    • Include a couple of quotes from friends about what they have learned and how they will act on this wisdom in the future.
    • Together, come up with one actionable idea for raising awareness and/or promoting non-GMO on campus and share your idea.
    • Post a photo of the whole group and snacks to a social platform of your choice. Tag @NonGMOProject and @TurningGreenOrg and use the hashtags #nongmo and #PGC2017
    • Deliverables

      Upload a PDF Document with your responses and a screenshot of your social media post. Include your name (or team name), username, email address, and school.

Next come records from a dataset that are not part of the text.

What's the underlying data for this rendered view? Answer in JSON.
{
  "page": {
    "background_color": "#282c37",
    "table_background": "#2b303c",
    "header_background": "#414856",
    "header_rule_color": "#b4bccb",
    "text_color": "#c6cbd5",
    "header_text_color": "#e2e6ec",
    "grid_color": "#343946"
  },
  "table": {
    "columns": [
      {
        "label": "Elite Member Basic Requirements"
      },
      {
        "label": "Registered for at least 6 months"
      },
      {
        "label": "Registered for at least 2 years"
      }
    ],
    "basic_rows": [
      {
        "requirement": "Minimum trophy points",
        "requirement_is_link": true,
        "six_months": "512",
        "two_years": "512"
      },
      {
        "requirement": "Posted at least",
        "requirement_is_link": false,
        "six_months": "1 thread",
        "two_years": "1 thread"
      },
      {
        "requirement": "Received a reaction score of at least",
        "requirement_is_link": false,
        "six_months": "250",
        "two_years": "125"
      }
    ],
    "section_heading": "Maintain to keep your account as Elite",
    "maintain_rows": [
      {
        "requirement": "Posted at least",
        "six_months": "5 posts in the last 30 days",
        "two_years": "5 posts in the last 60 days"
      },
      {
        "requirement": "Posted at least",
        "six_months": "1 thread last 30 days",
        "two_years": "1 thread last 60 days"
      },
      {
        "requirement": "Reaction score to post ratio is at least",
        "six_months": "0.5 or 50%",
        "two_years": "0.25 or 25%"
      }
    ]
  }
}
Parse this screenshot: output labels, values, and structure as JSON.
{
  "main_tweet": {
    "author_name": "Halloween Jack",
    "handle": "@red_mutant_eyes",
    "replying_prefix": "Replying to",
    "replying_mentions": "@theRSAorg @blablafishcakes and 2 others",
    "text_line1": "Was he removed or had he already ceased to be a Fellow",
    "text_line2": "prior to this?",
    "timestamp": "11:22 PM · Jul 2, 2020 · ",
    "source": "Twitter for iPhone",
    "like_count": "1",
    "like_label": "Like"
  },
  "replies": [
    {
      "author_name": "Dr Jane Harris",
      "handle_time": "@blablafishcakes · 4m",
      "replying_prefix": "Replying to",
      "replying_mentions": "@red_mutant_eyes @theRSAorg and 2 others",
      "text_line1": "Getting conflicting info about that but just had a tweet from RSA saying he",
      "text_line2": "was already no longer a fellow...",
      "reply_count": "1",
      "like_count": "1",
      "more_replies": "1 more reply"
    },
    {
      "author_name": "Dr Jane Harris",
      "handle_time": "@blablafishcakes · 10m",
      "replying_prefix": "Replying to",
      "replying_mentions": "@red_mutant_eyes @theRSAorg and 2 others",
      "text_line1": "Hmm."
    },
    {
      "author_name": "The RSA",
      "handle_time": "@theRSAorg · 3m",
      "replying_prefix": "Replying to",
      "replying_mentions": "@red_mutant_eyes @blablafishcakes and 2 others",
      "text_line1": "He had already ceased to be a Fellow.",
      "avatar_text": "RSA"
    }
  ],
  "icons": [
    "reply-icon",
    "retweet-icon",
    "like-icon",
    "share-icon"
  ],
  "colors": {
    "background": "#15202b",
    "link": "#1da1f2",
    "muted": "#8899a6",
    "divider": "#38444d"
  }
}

      Submission Guidelines

      • Please submit all entries as PDFs – no word or pages docs.
      • Please save filenames using the following format: firstname_lastname_challengeday_challengelevel.pdf (ex: kasie_shils_day1_greenest.pdf)
      • Do not include # or spaces in filenames
      • Please be sure to include all content for your submission in one doc
      • Do not upload a file bigger than 5 MB
      • You will get a confirmation on screen that your submission uploaded correctly (green) or that it failed (red) and to try again.
      • If your total points do not change, your submission did not load correctly and you will have to try again. You can see your point total by opening the Edit Profile tab on the bottom nav bar. Your point total will be at the top of the page.
      • Send any questions you have to info@turninggreen.org
      • Don’t forget to post about the challenge and your learnings/doings on social media and tag us on Facebook @TurningGreen, on Twitter @TurningGreenOrg, and on Instagram @TurningGreenOrg and use #PGC2017.
    The deadline for entering this challenge has past.

    TODAY’S PRIZES

    up to 10 winners from the greener challenge will receive:

    RW Garcia Non-GMO Black Bean & Garlic Chips
    RW Garcia Non-GMO Sweet Beet Crackers
    RW Garcia Non-GMO Yellow and Red MixtBag Chips
    Guayaki Yerba Mate Organic Enlightenmint
    Nutiva Organic Organic Coconut Flour
    Nutiva Organic Organic Coconut Sugar
    Emmy’s Organics Coconut Chocolate Chip Treats (2)

    Crofter’s Organic Biodynamic Strawberry Jam
    Theo Organic Quinoa Chocolate Crunch Bar
    Frontier Coop Organic Cinnamon
    EcoLips Organic Vanilla Honey Lip Balm
    Aetos NonGMO Organic Lemon Oil
    Non-GMO Project Recycled Tote Bag

    up to 10 winners from the greenest challenge will receive:

    RW Garcia Non-GMO Lentil & Turmeric Chips
    RW Garcia Non-GMOSweet Potato Crackers
    RW Garcia Non-GMO Yellow and Blue MixtBag Chips
    Numi Organic Tea Golden Chai
    Nutiva Organic Organic Coconut Oil
    Hilary’s Eat Well Free Product Coupons (2)
    Theo Organic Chocolate Salted Almond Clusters

    Emmy’s Organics Coconut Treats (2)
    Emmy’s Organics Dark Cacao Treats (2)
    Aetos NonGMO Organic Peppermint Oil
    Dr. Bronner’s Organic Peppermint Magic Balm
    Everyone NonGMO Hand Sanitizing Spray
    EcoLips Organic Vanilla Honey Lip Balm
    Non-GMO Project Recycled Tote Bag